In these types of cases, involving injuries to seamen employed by the federal government, or its agent, the Suits in Admiralty Act comes into play. Under this Act, a civil lawsuit can be brought against the United States (or a federally-owned corporation) by an injured seaman if the lawsuit could otherwise have been brought if the vessel had been privately owned or operated, if the cargo had been privately owned or possessed, or if a private person or property had been involved.
Importantly, under this provision of the Suits in Admiralty Act, the jury trial right is absent. The law specifically provides that in cases brought against the government or its agent, claims against the United States (or federally-owned corporations) will be tried without a jury.
Example: Jones v. United States
Last August, the United States Court of Appeals for the Fifth Circuit decided a case that involved the a civil lawsuit by an injured seamen asserting claims against United States. In this case, Jones v. United States, the plaintiff was an engineer who worked aboard a boat owned by the United States. The plaintiff fell while on duty and sustained injury to his arm. He alleged that grease on the deck caused him to slip and become injured and sued the United States for negligence under the Jones Act (among other claims). The district court granted summary judgment against him because he had no evidence that grease caused his fall. On appeal, the United States Court of Appeals for the Fifth Circuit affirmed, upholding the decision of the district court.
The fact that the case was a non-jury case was an important factor discussed by the Fifth Circuit Court of Appeals in its decision. The court noted that since the case was a non-jury case, the district court had more discretion to consider what weight would be given to the evidence than it would have had if the matter had been one to be decided by a jury.
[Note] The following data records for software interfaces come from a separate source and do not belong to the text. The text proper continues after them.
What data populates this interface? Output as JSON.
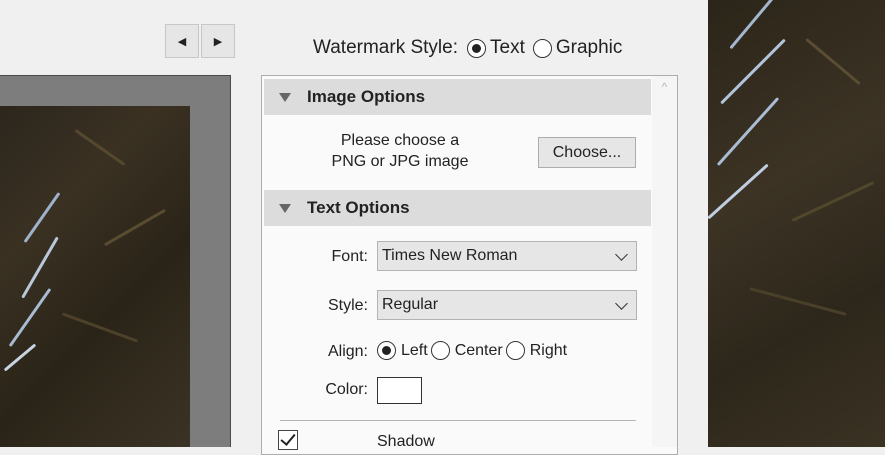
{
  "nav": {
    "prev_icon": "◀",
    "next_icon": "▶"
  },
  "watermark_style": {
    "label": "Watermark Style:",
    "options": [
      "Text",
      "Graphic"
    ],
    "selected": "Text"
  },
  "image_options": {
    "header": "Image Options",
    "prompt_line1": "Please choose a",
    "prompt_line2": "PNG or JPG image",
    "choose_button": "Choose..."
  },
  "text_options": {
    "header": "Text Options",
    "font_label": "Font:",
    "font_value": "Times New Roman",
    "style_label": "Style:",
    "style_value": "Regular",
    "align_label": "Align:",
    "align_options": [
      "Left",
      "Center",
      "Right"
    ],
    "align_selected": "Left",
    "color_label": "Color:",
    "color_value": "#ffffff",
    "shadow_label": "Shadow",
    "shadow_checked": true
  },
  "scrollbar": {
    "up_icon": "^"
  }
}
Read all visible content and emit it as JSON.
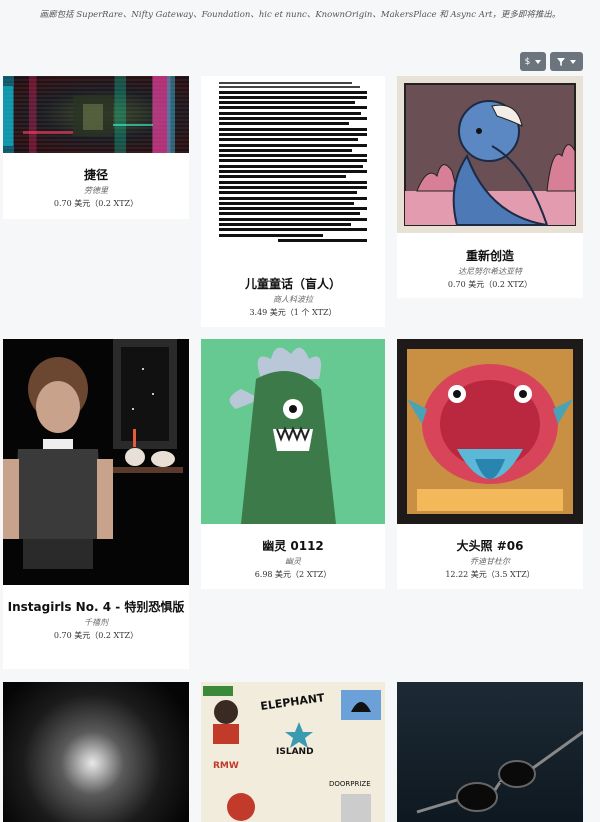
{
  "notice": "画廊包括 SuperRare、Nifty Gateway、Foundation、hic et nunc、KnownOrigin、MakersPlace 和 Async Art，更多即将推出。",
  "controls": {
    "currency_label": "$",
    "currency_icon": "caret-down-icon",
    "filter_icon": "filter-icon"
  },
  "cards": [
    {
      "title": "捷径",
      "artist": "劳德里",
      "price": "0.70 美元（0.2 XTZ）",
      "art": "glitch corridor"
    },
    {
      "title": "儿童童话（盲人）",
      "artist": "商人科波拉",
      "price": "3.49 美元（1 个 XTZ）",
      "art": "redacted text page"
    },
    {
      "title": "重新创造",
      "artist": "达尼努尔希达亚特",
      "price": "0.70 美元（0.2 XTZ）",
      "art": "blue figure"
    },
    {
      "title": "Instagirls No. 4 - 特别恐惧版",
      "artist": "千禧剂",
      "price": "0.70 美元（0.2 XTZ）",
      "art": "pixel girl"
    },
    {
      "title": "幽灵 0112",
      "artist": "幽灵",
      "price": "6.98 美元（2 XTZ）",
      "art": "green ghost"
    },
    {
      "title": "大头照 #06",
      "artist": "乔迪甘杜尔",
      "price": "12.22 美元（3.5 XTZ）",
      "art": "monster head"
    }
  ],
  "bottom_cards": [
    {
      "art": "grey tunnel"
    },
    {
      "art": "street collage",
      "text1": "ELEPHANT",
      "text2": "ISLAND",
      "text3": "DOORPRIZE",
      "text4": "RMW"
    },
    {
      "art": "sunglasses"
    }
  ],
  "colors": {
    "page_bg": "#f6f7f9",
    "button_bg": "#6c757d",
    "card_bg": "#ffffff"
  }
}
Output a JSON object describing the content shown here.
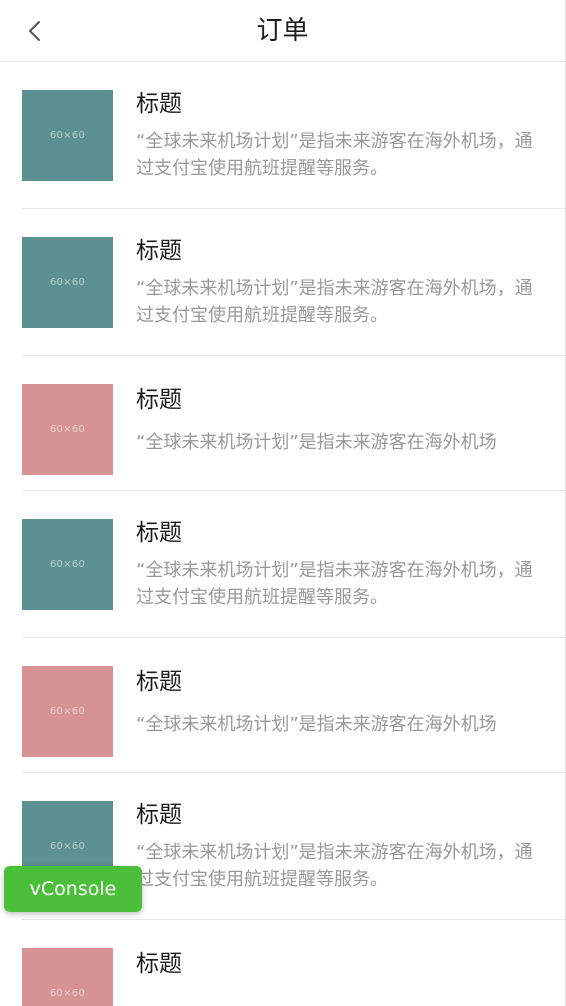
{
  "navbar": {
    "title": "订单",
    "back_icon": "chevron-left-icon"
  },
  "placeholder_label": "60×60",
  "colors": {
    "thumb_teal": "#5d9090",
    "thumb_pink": "#d69395",
    "vconsole_green": "#4cbf3a"
  },
  "items": [
    {
      "title": "标题",
      "desc": "“全球未来机场计划”是指未来游客在海外机场，通过支付宝使用航班提醒等服务。",
      "thumb": "teal"
    },
    {
      "title": "标题",
      "desc": "“全球未来机场计划”是指未来游客在海外机场，通过支付宝使用航班提醒等服务。",
      "thumb": "teal"
    },
    {
      "title": "标题",
      "desc": "“全球未来机场计划”是指未来游客在海外机场",
      "thumb": "pink"
    },
    {
      "title": "标题",
      "desc": "“全球未来机场计划”是指未来游客在海外机场，通过支付宝使用航班提醒等服务。",
      "thumb": "teal"
    },
    {
      "title": "标题",
      "desc": "“全球未来机场计划”是指未来游客在海外机场",
      "thumb": "pink"
    },
    {
      "title": "标题",
      "desc": "“全球未来机场计划”是指未来游客在海外机场，通过支付宝使用航班提醒等服务。",
      "thumb": "teal"
    },
    {
      "title": "标题",
      "desc": "",
      "thumb": "pink"
    }
  ],
  "vconsole": {
    "label": "vConsole"
  }
}
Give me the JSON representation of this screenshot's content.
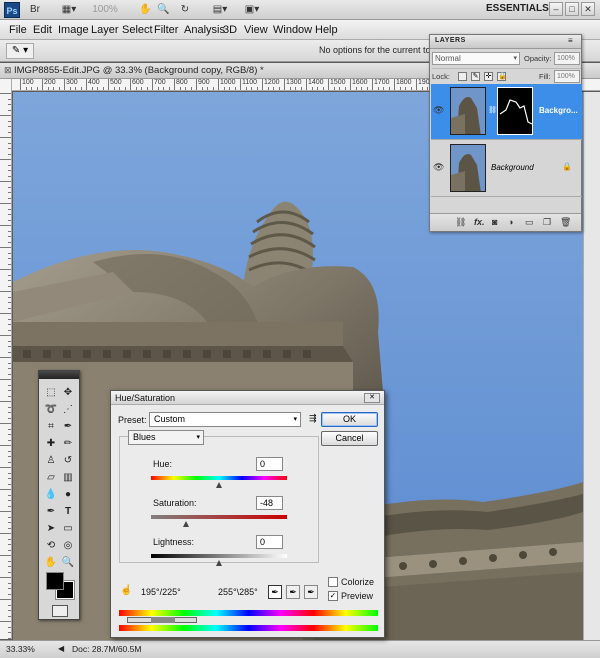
{
  "appbar": {
    "logo": "Ps",
    "zoom": "100%",
    "workspace": "ESSENTIALS",
    "window_buttons": [
      "–",
      "□",
      "✕"
    ]
  },
  "menu": [
    "File",
    "Edit",
    "Image",
    "Layer",
    "Select",
    "Filter",
    "Analysis",
    "3D",
    "View",
    "Window",
    "Help"
  ],
  "options_bar": {
    "message": "No options for the current tool."
  },
  "document": {
    "tab_title": "IMGP8855-Edit.JPG @ 33.3% (Background copy, RGB/8) *",
    "ruler_labels": [
      "100",
      "200",
      "300",
      "400",
      "500",
      "600",
      "700",
      "800",
      "900",
      "1000",
      "1100",
      "1200",
      "1300",
      "1400",
      "1500",
      "1600",
      "1700",
      "1800",
      "1900",
      "2000",
      "2100",
      "2200",
      "2300",
      "2400",
      "2500"
    ]
  },
  "status": {
    "zoom": "33.33%",
    "doc": "Doc: 28.7M/60.5M"
  },
  "layers": {
    "title": "LAYERS",
    "blend": "Normal",
    "opacity_label": "Opacity:",
    "opacity": "100%",
    "lock_label": "Lock:",
    "fill_label": "Fill:",
    "fill": "100%",
    "items": [
      {
        "name": "Backgro...",
        "selected": true
      },
      {
        "name": "Background",
        "selected": false
      }
    ],
    "bottom_icons": [
      "link-icon",
      "fx-icon",
      "mask-icon",
      "adjustment-icon",
      "folder-icon",
      "new-layer-icon",
      "trash-icon"
    ],
    "fx": "fx."
  },
  "dialog": {
    "title": "Hue/Saturation",
    "preset_label": "Preset:",
    "preset_value": "Custom",
    "ok": "OK",
    "cancel": "Cancel",
    "channel": "Blues",
    "hue_label": "Hue:",
    "hue": "0",
    "saturation_label": "Saturation:",
    "saturation": "-48",
    "lightness_label": "Lightness:",
    "lightness": "0",
    "range_left": "195°/225°",
    "range_right": "255°\\285°",
    "colorize_label": "Colorize",
    "preview_label": "Preview",
    "colorize": false,
    "preview": true
  }
}
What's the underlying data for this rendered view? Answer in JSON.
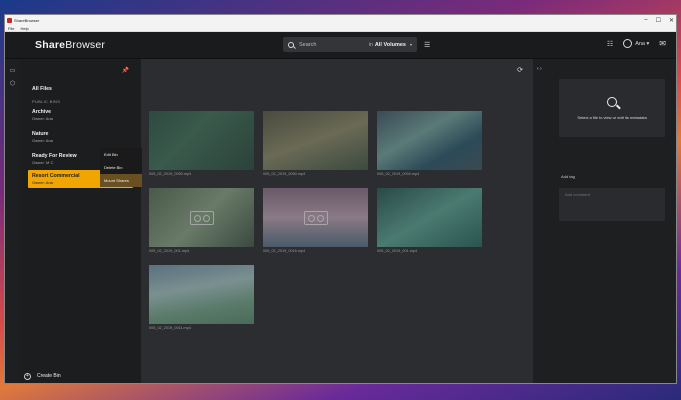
{
  "window": {
    "title": "ShareBrowser",
    "minimize": "–",
    "maximize": "☐",
    "close": "✕"
  },
  "menubar": {
    "items": [
      "File",
      "Help"
    ]
  },
  "header": {
    "brand_part1": "Share",
    "brand_part2": "Browser",
    "search_placeholder": "Search",
    "search_in": "in",
    "search_scope": "All Volumes",
    "user_name": "Ana"
  },
  "sidebar": {
    "all_files": "All Files",
    "section_public_bins": "PUBLIC BINS",
    "bins": [
      {
        "name": "Archive",
        "owner": "Owner: Ana"
      },
      {
        "name": "Nature",
        "owner": "Owner: Ana"
      },
      {
        "name": "Ready For Review",
        "owner": "Owner: M C"
      },
      {
        "name": "Resort Commercial",
        "owner": "Owner: Ana"
      }
    ],
    "create_bin": "Create Bin"
  },
  "context_menu": {
    "items": [
      "Edit Bin",
      "Delete Bin",
      "Mount Shares"
    ]
  },
  "files": [
    {
      "name": "005_02_2019_0050.mp4",
      "thumb": "t1",
      "placeholder": false
    },
    {
      "name": "005_02_2019_0050.mp4",
      "thumb": "t2",
      "placeholder": false
    },
    {
      "name": "005_02_2019_0004.mp4",
      "thumb": "t3",
      "placeholder": false
    },
    {
      "name": "005_02_2019_001.mp4",
      "thumb": "t4",
      "placeholder": true
    },
    {
      "name": "005_02_2019_0016.mp4",
      "thumb": "t5",
      "placeholder": true
    },
    {
      "name": "005_02_2019_001.mp4",
      "thumb": "t6",
      "placeholder": false
    },
    {
      "name": "005_02_2019_0011.mp4",
      "thumb": "t7",
      "placeholder": false
    }
  ],
  "metadata": {
    "empty_message": "Select a file to view or edit its metadata",
    "add_tag": "Add tag",
    "comment_placeholder": "Add comment"
  },
  "colors": {
    "accent": "#f0a500"
  }
}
This is because, in the context of a motion for summary judgment in a non-jury case, the district court had limited discretion to determine whether the same evidence, if presented before it on the summary judgment motion or at trial, would lead to a different result.
For more information about claims under the Jones Act or the application of the Suits in Admiralty Act, contact the maritime lawyers at the Kolodny Law Firm.